Website and app data records:

┌──

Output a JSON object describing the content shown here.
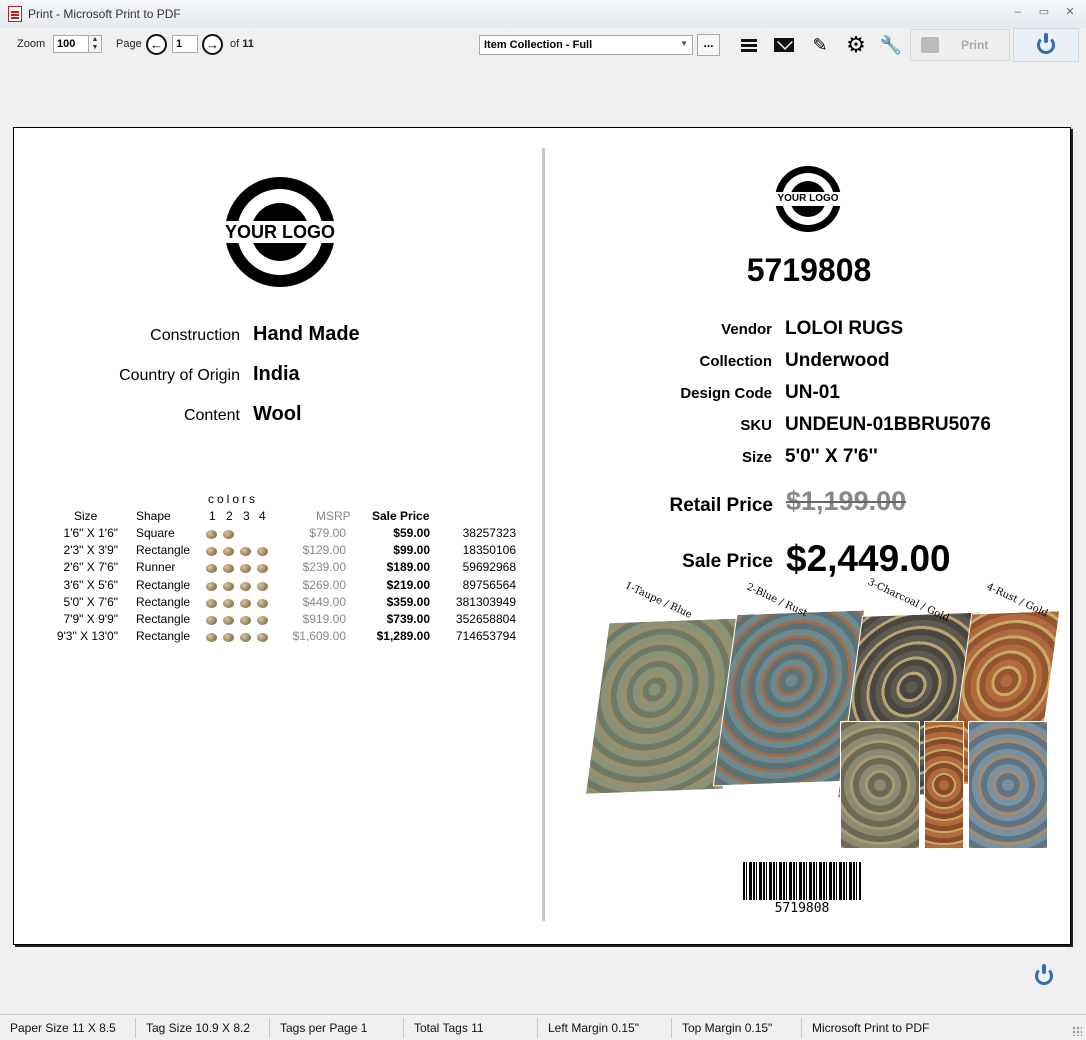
{
  "window": {
    "title": "Print - Microsoft Print to PDF",
    "controls": [
      "minimize",
      "maximize",
      "close"
    ]
  },
  "toolbar": {
    "zoom_label": "Zoom",
    "zoom_value": "100",
    "page_label": "Page",
    "page_value": "1",
    "of_label": "of",
    "page_total": "11",
    "template_select": "Item Collection - Full",
    "more_label": "...",
    "print_label": "Print",
    "icons": [
      "menu-icon",
      "mail-icon",
      "edit-icon",
      "gear-icon",
      "tools-icon",
      "printer-icon",
      "power-icon"
    ]
  },
  "left": {
    "logo_text": "YOUR LOGO",
    "attributes": [
      {
        "label": "Construction",
        "value": "Hand Made"
      },
      {
        "label": "Country of Origin",
        "value": "India"
      },
      {
        "label": "Content",
        "value": "Wool"
      }
    ],
    "table": {
      "colors_header": "colors",
      "color_numbers": [
        "1",
        "2",
        "3",
        "4"
      ],
      "headers": {
        "size": "Size",
        "shape": "Shape",
        "msrp": "MSRP",
        "sale": "Sale Price"
      },
      "rows": [
        {
          "size": "1'6\" X 1'6\"",
          "shape": "Square",
          "dots": 2,
          "msrp": "$79.00",
          "sale": "$59.00",
          "sku": "38257323"
        },
        {
          "size": "2'3\" X 3'9\"",
          "shape": "Rectangle",
          "dots": 4,
          "msrp": "$129.00",
          "sale": "$99.00",
          "sku": "18350106"
        },
        {
          "size": "2'6\" X 7'6\"",
          "shape": "Runner",
          "dots": 4,
          "msrp": "$239.00",
          "sale": "$189.00",
          "sku": "59692968"
        },
        {
          "size": "3'6\" X 5'6\"",
          "shape": "Rectangle",
          "dots": 4,
          "msrp": "$269.00",
          "sale": "$219.00",
          "sku": "89756564"
        },
        {
          "size": "5'0\" X 7'6\"",
          "shape": "Rectangle",
          "dots": 4,
          "msrp": "$449.00",
          "sale": "$359.00",
          "sku": "381303949"
        },
        {
          "size": "7'9\" X 9'9\"",
          "shape": "Rectangle",
          "dots": 4,
          "msrp": "$919.00",
          "sale": "$739.00",
          "sku": "352658804"
        },
        {
          "size": "9'3\" X 13'0\"",
          "shape": "Rectangle",
          "dots": 4,
          "msrp": "$1,609.00",
          "sale": "$1,289.00",
          "sku": "714653794"
        }
      ]
    }
  },
  "right": {
    "logo_text": "YOUR LOGO",
    "item_number": "5719808",
    "details": [
      {
        "label": "Vendor",
        "value": "LOLOI RUGS"
      },
      {
        "label": "Collection",
        "value": "Underwood"
      },
      {
        "label": "Design Code",
        "value": "UN-01"
      },
      {
        "label": "SKU",
        "value": "UNDEUN-01BBRU5076"
      },
      {
        "label": "Size",
        "value": "5'0'' X 7'6''"
      }
    ],
    "retail_label": "Retail Price",
    "retail_value": "$1,199.00",
    "sale_label": "Sale Price",
    "sale_value": "$2,449.00",
    "rug_colors": [
      {
        "label": "1-Taupe / Blue",
        "color": "#7f8a78"
      },
      {
        "label": "2-Blue / Rust",
        "color": "#6f8a8e"
      },
      {
        "label": "3-Charcoal / Gold",
        "color": "#5e5a50"
      },
      {
        "label": "4-Rust / Gold",
        "color": "#b06a3e"
      }
    ],
    "barcode_number": "5719808"
  },
  "statusbar": [
    "Paper Size 11 X 8.5",
    "Tag Size 10.9 X 8.2",
    "Tags per Page 1",
    "Total Tags 11",
    "Left Margin 0.15\"",
    "Top Margin 0.15\"",
    "Microsoft Print to PDF"
  ]
}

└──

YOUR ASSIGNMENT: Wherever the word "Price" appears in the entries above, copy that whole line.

WRITTEN SOLUTION:
        "sale": "Sale Price"
    "retail_label": "Retail Price",
    "sale_label": "Sale Price",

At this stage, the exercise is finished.